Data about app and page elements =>
--- START ---

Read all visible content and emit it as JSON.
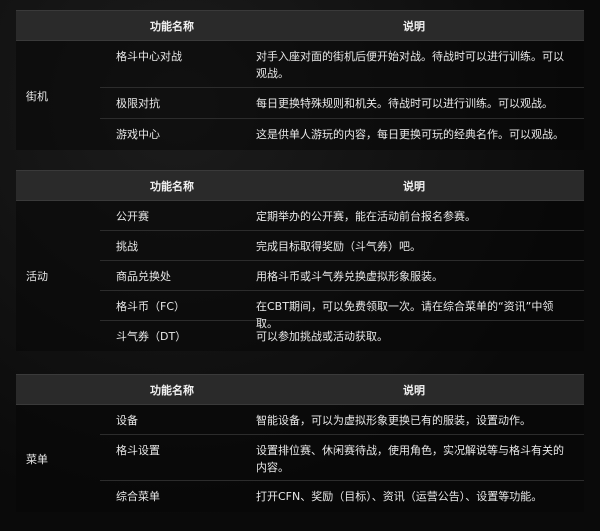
{
  "tables": [
    {
      "header": {
        "col_name": "功能名称",
        "col_desc": "说明"
      },
      "category": "街机",
      "rows": [
        {
          "name": "格斗中心对战",
          "desc": "对手入座对面的街机后便开始对战。待战时可以进行训练。可以观战。"
        },
        {
          "name": "极限对抗",
          "desc": "每日更换特殊规则和机关。待战时可以进行训练。可以观战。"
        },
        {
          "name": "游戏中心",
          "desc": "这是供单人游玩的内容，每日更换可玩的经典名作。可以观战。"
        }
      ]
    },
    {
      "header": {
        "col_name": "功能名称",
        "col_desc": "说明"
      },
      "category": "活动",
      "rows": [
        {
          "name": "公开赛",
          "desc": "定期举办的公开赛，能在活动前台报名参赛。"
        },
        {
          "name": "挑战",
          "desc": "完成目标取得奖励（斗气券）吧。"
        },
        {
          "name": "商品兑换处",
          "desc": "用格斗币或斗气券兑换虚拟形象服装。"
        },
        {
          "name": "格斗币（FC）",
          "desc": "在CBT期间，可以免费领取一次。请在综合菜单的“资讯”中领取。"
        },
        {
          "name": "斗气券（DT）",
          "desc": "可以参加挑战或活动获取。"
        }
      ]
    },
    {
      "header": {
        "col_name": "功能名称",
        "col_desc": "说明"
      },
      "category": "菜单",
      "rows": [
        {
          "name": "设备",
          "desc": "智能设备，可以为虚拟形象更换已有的服装，设置动作。"
        },
        {
          "name": "格斗设置",
          "desc": "设置排位赛、休闲赛待战，使用角色，实况解说等与格斗有关的内容。"
        },
        {
          "name": "综合菜单",
          "desc": "打开CFN、奖励（目标）、资讯（运营公告）、设置等功能。"
        }
      ]
    }
  ]
}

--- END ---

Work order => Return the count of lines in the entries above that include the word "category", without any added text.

Task response => 3